This was, essentially, the defense offered by PewDiePie—real name Felix Kjellberg, who made $15 million last year saying dumb things on the internet. Kjellberg is a blond-haired blue-eyed Swede, but as far as I can tell, he's not actually an anti-Semite, Trump supporter, alt-right, member, or Breitbart contributor. He landed himself in hot water because, as The Wall Street Journal recently reported, he made as many as nine anti-Semitic jokes in his videos.

The following example is illustrative. There are online services that allow you to pay random people halfway around the world to do or say whatever you want. PewDiePie decided to test one of these services out—long story short, two tribal-looking fellows unfurled a banner that read "Death to All Jews" as PewDiePie exclaims "I didn't think they would actually do it." He recorded both things—the incident, and his own reaction—and posted in on Youtube.

Funny? Not really. Offensive? Sure. Evidence of deep-seated anti-Semitic animus? Well, that might be a stretch. Here's how PewDiePie defended himself:

Mr. Kjellberg defended himself from criticism in a Jan. 17 video, saying "I think there's a difference between a joke and actual like… death to all Jews. If I made a video saying"—Mr. Kjellberg then quickly cuts to a close-up of his face illuminated brightly—"Hey guys, PewDiePie here. Death to all Jews, I want you to say after me: Death to all Jews. And, you know, Hitler was right. I really opened my eyes to white power. And I think it is time we did something about this." The video then zooms back out and he adds: "That is how they're essentially reporting this, as if that's what I was saying."

One gathers, if you believe PewDiePie's explanation, that he could have used any edgy statement, like "Bush did 9/11." Why can't anyone take a joke anymore? is the underlying theme.

I'm reminded of the most recent season of South Park (spoilers to follow). One of its main plots involved Gerald Broflovski being unmasked as an internet troll. He enjoys shrieking at people online, telling them to kill themselves, and photoshopping penises over their faces. Why? Because it's funny, he claims. Later, when other trolls try to recruit him into their group, he insists he isn't one of them. What they do to people is horrible and stupid—he's not like them at all. What Gerald does is funny, he claims. Still later, when the villain of the season attempts to troll the entire U.S., Gerald challenges him. Join me, the villain offers Gerald, and together we will troll the world. But Gerald is horrified by the villain's plans and kills him. "Fuck you," Gerald says. "What I do is fucking funny, bitch."

This gag—Gerald insisting that his actions are fundamentally different because his horrible trolling is funny—perfectly encapsulates the teenage male attitude, and PewDiePie's humor. Stupid, random, shitty things are selectively funny to kids, and always have been. There's no ideology here beyond typical teen nastiness.

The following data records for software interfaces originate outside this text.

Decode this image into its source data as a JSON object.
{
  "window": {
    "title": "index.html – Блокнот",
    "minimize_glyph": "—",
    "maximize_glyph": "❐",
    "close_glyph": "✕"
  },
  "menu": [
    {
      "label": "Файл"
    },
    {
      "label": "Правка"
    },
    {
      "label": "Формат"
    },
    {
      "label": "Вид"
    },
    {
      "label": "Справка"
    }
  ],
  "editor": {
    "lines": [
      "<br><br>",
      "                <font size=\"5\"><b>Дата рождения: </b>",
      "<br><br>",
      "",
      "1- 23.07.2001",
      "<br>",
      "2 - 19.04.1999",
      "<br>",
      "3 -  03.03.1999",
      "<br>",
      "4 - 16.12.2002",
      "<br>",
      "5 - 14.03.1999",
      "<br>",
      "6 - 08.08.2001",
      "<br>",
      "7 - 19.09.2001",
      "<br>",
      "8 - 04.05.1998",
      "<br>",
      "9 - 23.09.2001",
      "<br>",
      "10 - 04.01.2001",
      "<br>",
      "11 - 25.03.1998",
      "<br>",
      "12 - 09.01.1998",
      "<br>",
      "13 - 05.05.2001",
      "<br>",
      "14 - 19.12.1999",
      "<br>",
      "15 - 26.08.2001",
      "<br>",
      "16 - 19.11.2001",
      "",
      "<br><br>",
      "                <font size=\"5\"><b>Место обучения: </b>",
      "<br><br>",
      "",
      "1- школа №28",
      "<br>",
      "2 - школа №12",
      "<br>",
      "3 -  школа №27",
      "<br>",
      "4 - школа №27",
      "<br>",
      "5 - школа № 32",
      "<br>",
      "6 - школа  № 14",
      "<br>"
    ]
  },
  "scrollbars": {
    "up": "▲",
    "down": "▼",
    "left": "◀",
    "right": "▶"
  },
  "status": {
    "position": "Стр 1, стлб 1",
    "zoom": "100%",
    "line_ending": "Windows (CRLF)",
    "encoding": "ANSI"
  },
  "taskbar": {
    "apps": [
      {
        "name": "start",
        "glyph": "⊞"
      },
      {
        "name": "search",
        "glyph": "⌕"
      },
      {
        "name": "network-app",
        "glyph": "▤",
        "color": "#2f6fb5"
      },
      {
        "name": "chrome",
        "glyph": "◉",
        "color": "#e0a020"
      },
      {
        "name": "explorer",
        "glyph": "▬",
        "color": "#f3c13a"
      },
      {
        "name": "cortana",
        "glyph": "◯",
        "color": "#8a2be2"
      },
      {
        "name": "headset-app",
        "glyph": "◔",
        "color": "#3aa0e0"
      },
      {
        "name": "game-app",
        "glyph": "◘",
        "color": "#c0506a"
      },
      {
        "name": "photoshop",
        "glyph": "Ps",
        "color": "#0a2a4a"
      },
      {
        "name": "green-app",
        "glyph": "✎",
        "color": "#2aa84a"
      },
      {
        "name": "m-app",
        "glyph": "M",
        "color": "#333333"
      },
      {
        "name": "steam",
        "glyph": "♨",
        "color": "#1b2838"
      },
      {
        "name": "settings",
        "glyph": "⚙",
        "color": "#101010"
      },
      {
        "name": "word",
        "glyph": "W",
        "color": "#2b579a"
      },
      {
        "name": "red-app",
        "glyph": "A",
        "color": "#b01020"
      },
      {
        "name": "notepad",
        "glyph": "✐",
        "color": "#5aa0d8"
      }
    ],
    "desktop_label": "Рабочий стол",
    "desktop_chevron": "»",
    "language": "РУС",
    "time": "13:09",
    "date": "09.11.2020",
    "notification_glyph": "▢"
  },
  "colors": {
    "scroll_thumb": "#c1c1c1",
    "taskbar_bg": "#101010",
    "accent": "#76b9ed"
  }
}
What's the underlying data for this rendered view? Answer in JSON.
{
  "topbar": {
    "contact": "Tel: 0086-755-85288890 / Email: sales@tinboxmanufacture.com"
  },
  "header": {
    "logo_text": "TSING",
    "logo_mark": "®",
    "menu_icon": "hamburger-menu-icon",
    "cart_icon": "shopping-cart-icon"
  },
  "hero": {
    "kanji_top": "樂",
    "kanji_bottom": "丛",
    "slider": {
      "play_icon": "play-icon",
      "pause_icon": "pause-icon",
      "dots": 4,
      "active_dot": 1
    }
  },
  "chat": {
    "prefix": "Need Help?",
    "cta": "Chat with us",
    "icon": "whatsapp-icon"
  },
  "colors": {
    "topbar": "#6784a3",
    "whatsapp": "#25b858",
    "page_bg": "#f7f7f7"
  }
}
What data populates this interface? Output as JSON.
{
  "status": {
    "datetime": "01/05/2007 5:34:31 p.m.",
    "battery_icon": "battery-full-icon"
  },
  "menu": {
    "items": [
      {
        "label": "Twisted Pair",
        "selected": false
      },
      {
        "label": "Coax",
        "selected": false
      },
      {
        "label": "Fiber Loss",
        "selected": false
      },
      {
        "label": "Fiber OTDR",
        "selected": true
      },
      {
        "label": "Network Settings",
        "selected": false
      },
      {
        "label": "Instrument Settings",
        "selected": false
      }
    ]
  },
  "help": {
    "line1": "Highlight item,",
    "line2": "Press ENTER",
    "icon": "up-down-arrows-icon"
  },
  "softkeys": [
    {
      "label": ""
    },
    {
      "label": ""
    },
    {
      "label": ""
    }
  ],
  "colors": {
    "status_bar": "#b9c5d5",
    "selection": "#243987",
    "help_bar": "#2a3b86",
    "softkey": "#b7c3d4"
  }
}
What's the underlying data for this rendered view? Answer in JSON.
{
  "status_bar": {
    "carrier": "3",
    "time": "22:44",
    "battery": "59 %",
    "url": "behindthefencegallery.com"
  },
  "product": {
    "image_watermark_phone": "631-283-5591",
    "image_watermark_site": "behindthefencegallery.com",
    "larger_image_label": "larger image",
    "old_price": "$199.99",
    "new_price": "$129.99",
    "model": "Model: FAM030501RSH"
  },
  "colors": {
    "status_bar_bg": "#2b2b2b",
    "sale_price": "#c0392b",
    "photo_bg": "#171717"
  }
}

Disney, of course, is well within its rights to can PewDiePie for any reason—and not wanting to be associated with Nazi humor is a reason I support. It is not censorship when one private actor refuses to endorse or fund the speech of another private actor. It's just business. We shouldn't treat Kjellberg like a victim—of political correctness, or of anything else. Even without Disney and Youtube, he's still a 28-year-old millionaire with a sizeable audience. He can clean up his act and try again.

Nor should we forget the fact that the White House is currently occupied by someone whose foremost advisor was the boss of an online media hub that deliberately and successfully catered to an alt-right audience. I share some of Clifton's concern that "the whiny self-importance and self-indulgence of white male rage" has taken a particularly pernicious form at the moment. But I wouldn't be surprised if it fizzles out on its own and the kids go back to drawing dicks.